and powerfully, straight away. Ada can, occasionally, be that kind of
language, more than Visual Basic ever will.

Would an HTTP server written in Ada be competing with Microsoft? I don't
think this is what anyone was suggesting. There must surely be certain
niche markets, requiring the combination of Ada and a web server, which
are too small to concern the likes of Microsoft, but which could,
nevertheless, be valuable markets. Even if some 'markets' are not
commercial, they could represent excellent opportunities for the
promotion of Ada.

I have been envisioning this application domain as being a potential
'seller' for my [ex-]pet project, the AdaOS. I plan to develop, in Ada:
a TCP/IP 'stack level'; an FTP server (daemon); an HTTP server; other
'RFC' servers (there are dozens). I don't anticipate these being
tremendously difficult to write (detail should not be confused with
difficulty), and Ada is the perfect language for this kind of software.
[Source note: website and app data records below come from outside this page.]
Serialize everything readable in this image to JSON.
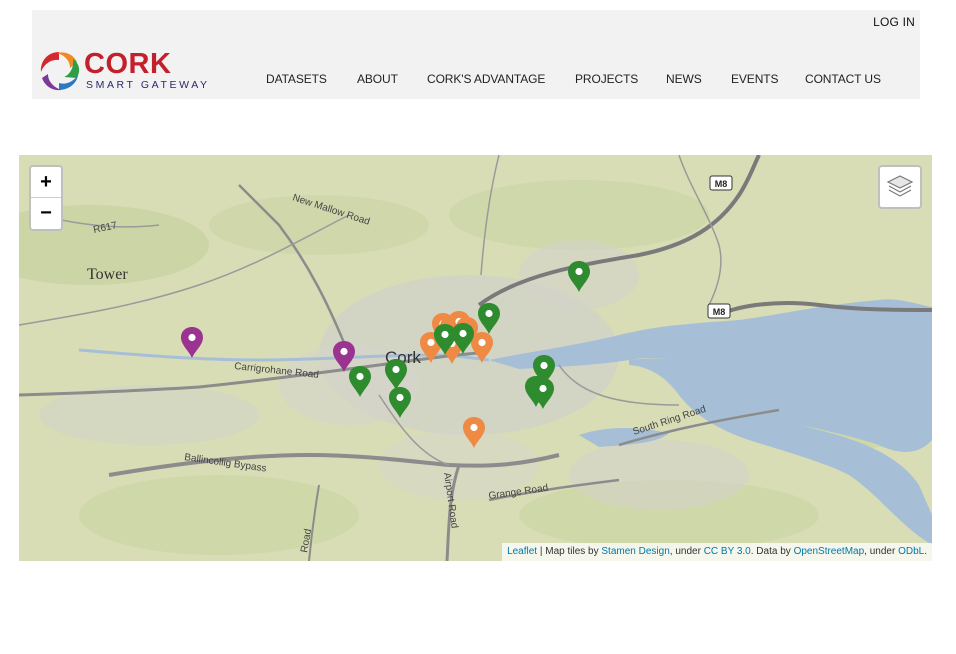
{
  "header": {
    "login": "LOG IN",
    "logo": {
      "name": "CORK",
      "tagline": "SMART GATEWAY"
    },
    "nav": [
      "DATASETS",
      "ABOUT",
      "CORK'S ADVANTAGE",
      "PROJECTS",
      "NEWS",
      "EVENTS",
      "CONTACT US"
    ]
  },
  "map": {
    "zoom_in": "+",
    "zoom_out": "−",
    "labels": {
      "city": "Cork",
      "tower": "Tower",
      "r617": "R617",
      "m8_a": "M8",
      "m8_b": "M8",
      "new_mallow": "New Mallow Road",
      "carrigrohane": "Carrigrohane Road",
      "ballincollig": "Ballincollig Bypass",
      "airport": "Airport Road",
      "grange": "Grange Road",
      "south_ring": "South Ring Road",
      "rossa": "Road"
    },
    "marker_colors": {
      "green": "#2e8b2e",
      "orange": "#ef8a45",
      "purple": "#9b3391"
    },
    "attribution": {
      "leaflet": "Leaflet",
      "sep1": " | Map tiles by ",
      "stamen": "Stamen Design",
      "sep2": ", under ",
      "ccby": "CC BY 3.0",
      "sep3": ". Data by ",
      "osm": "OpenStreetMap",
      "sep4": ", under ",
      "odbl": "ODbL",
      "end": "."
    }
  }
}
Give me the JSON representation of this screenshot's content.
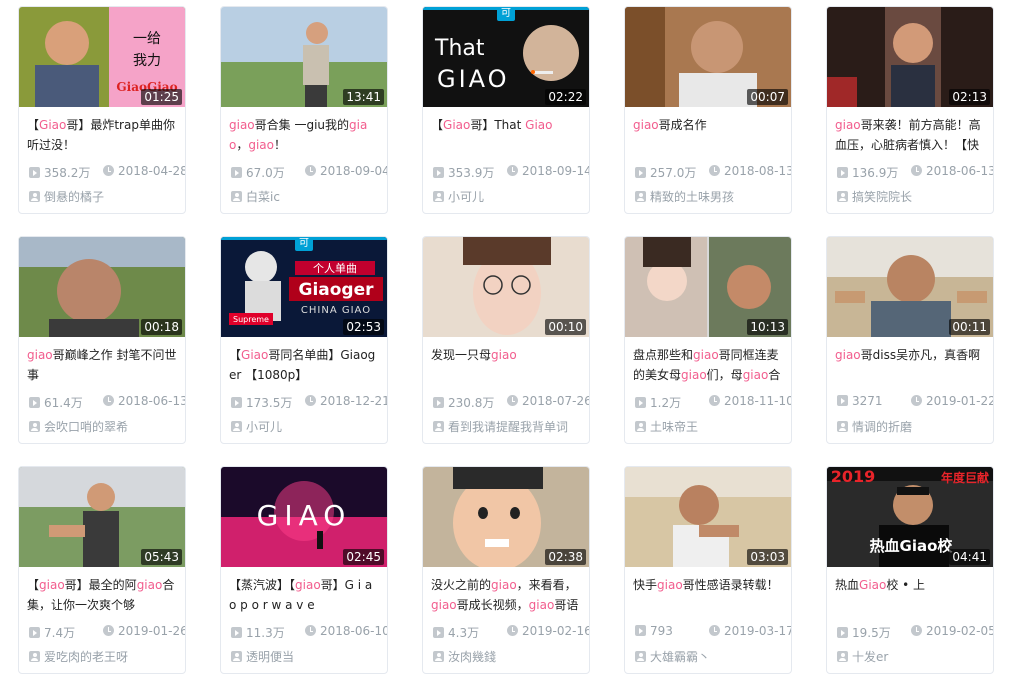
{
  "accent_color": "#f25d8e",
  "videos": [
    {
      "duration": "01:25",
      "title": [
        {
          "t": "【"
        },
        {
          "t": "Giao",
          "h": true
        },
        {
          "t": "哥】最炸trap单曲你听过没！"
        }
      ],
      "views": "358.2万",
      "date": "2018-04-28",
      "uploader": "倒悬的橘子"
    },
    {
      "duration": "13:41",
      "title": [
        {
          "t": "giao",
          "h": true
        },
        {
          "t": "哥合集 一giu我的"
        },
        {
          "t": "giao",
          "h": true
        },
        {
          "t": "，"
        },
        {
          "t": "giao",
          "h": true
        },
        {
          "t": "！"
        }
      ],
      "views": "67.0万",
      "date": "2018-09-04",
      "uploader": "白菜ic"
    },
    {
      "duration": "02:22",
      "ke": "可",
      "thumb_text": "That GIAO",
      "title": [
        {
          "t": "【"
        },
        {
          "t": "Giao",
          "h": true
        },
        {
          "t": "哥】That "
        },
        {
          "t": "Giao",
          "h": true
        }
      ],
      "views": "353.9万",
      "date": "2018-09-14",
      "uploader": "小可儿"
    },
    {
      "duration": "00:07",
      "title": [
        {
          "t": "giao",
          "h": true
        },
        {
          "t": "哥成名作"
        }
      ],
      "views": "257.0万",
      "date": "2018-08-13",
      "uploader": "精致的土味男孩"
    },
    {
      "duration": "02:13",
      "title": [
        {
          "t": "giao",
          "h": true
        },
        {
          "t": "哥来袭！前方高能！高血压，心脏病者慎入！【快"
        }
      ],
      "views": "136.9万",
      "date": "2018-06-13",
      "uploader": "搞笑院院长"
    },
    {
      "duration": "00:18",
      "title": [
        {
          "t": "giao",
          "h": true
        },
        {
          "t": "哥巅峰之作 封笔不问世事"
        }
      ],
      "views": "61.4万",
      "date": "2018-06-13",
      "uploader": "会吹口哨的翠希"
    },
    {
      "duration": "02:53",
      "ke": "可",
      "thumb_text": "Giaoger",
      "thumb_text2": "个人单曲",
      "thumb_text3": "CHINA GIAO",
      "thumb_text4": "Supreme",
      "title": [
        {
          "t": "【"
        },
        {
          "t": "Giao",
          "h": true
        },
        {
          "t": "哥同名单曲】Giaoger 【1080p】"
        }
      ],
      "views": "173.5万",
      "date": "2018-12-21",
      "uploader": "小可儿"
    },
    {
      "duration": "00:10",
      "title": [
        {
          "t": "发现一只母"
        },
        {
          "t": "giao",
          "h": true
        }
      ],
      "views": "230.8万",
      "date": "2018-07-26",
      "uploader": "看到我请提醒我背单词"
    },
    {
      "duration": "10:13",
      "title": [
        {
          "t": "盘点那些和"
        },
        {
          "t": "giao",
          "h": true
        },
        {
          "t": "哥同框连麦的美女母"
        },
        {
          "t": "giao",
          "h": true
        },
        {
          "t": "们，母"
        },
        {
          "t": "giao",
          "h": true
        },
        {
          "t": "合"
        }
      ],
      "views": "1.2万",
      "date": "2018-11-10",
      "uploader": "土味帝王"
    },
    {
      "duration": "00:11",
      "title": [
        {
          "t": "giao",
          "h": true
        },
        {
          "t": "哥diss吴亦凡，真香啊"
        }
      ],
      "views": "3271",
      "date": "2019-01-22",
      "uploader": "情调的折磨"
    },
    {
      "duration": "05:43",
      "title": [
        {
          "t": "【"
        },
        {
          "t": "giao",
          "h": true
        },
        {
          "t": "哥】最全的阿"
        },
        {
          "t": "giao",
          "h": true
        },
        {
          "t": "合集，让你一次爽个够"
        }
      ],
      "views": "7.4万",
      "date": "2019-01-26",
      "uploader": "爱吃肉的老王呀"
    },
    {
      "duration": "02:45",
      "thumb_text": "GIAO",
      "title": [
        {
          "t": "【蒸汽波】【"
        },
        {
          "t": "giao",
          "h": true
        },
        {
          "t": "哥】G i a o p o r w a v e"
        }
      ],
      "views": "11.3万",
      "date": "2018-06-10",
      "uploader": "透明便当"
    },
    {
      "duration": "02:38",
      "title": [
        {
          "t": "没火之前的"
        },
        {
          "t": "giao",
          "h": true
        },
        {
          "t": "，来看看，"
        },
        {
          "t": "giao",
          "h": true
        },
        {
          "t": "哥成长视频，"
        },
        {
          "t": "giao",
          "h": true
        },
        {
          "t": "哥语"
        }
      ],
      "views": "4.3万",
      "date": "2019-02-16",
      "uploader": "汝肉幾錢"
    },
    {
      "duration": "03:03",
      "title": [
        {
          "t": "快手"
        },
        {
          "t": "giao",
          "h": true
        },
        {
          "t": "哥性感语录转载！"
        }
      ],
      "views": "793",
      "date": "2019-03-17",
      "uploader": "大雄霸霸丶"
    },
    {
      "duration": "04:41",
      "thumb_text": "2019",
      "thumb_text2": "年度巨献",
      "thumb_text3": "热血Giao校",
      "title": [
        {
          "t": "热血"
        },
        {
          "t": "Giao",
          "h": true
        },
        {
          "t": "校 • 上"
        }
      ],
      "views": "19.5万",
      "date": "2019-02-05",
      "uploader": "十发er"
    }
  ]
}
If anyone is contemplating developing this kind of software in Ada on a
non-commercial basis, please contact me: we may be able to co-ordinate
efforts, to a certain extent. Be aware of the timescale of our project -
support for the application levels will be three to five years away -
but this need be no obstacle to (pre-)development on an existing OS.

Nick Roberts
Always call for the professionals. (If they don't help, call for me ;-)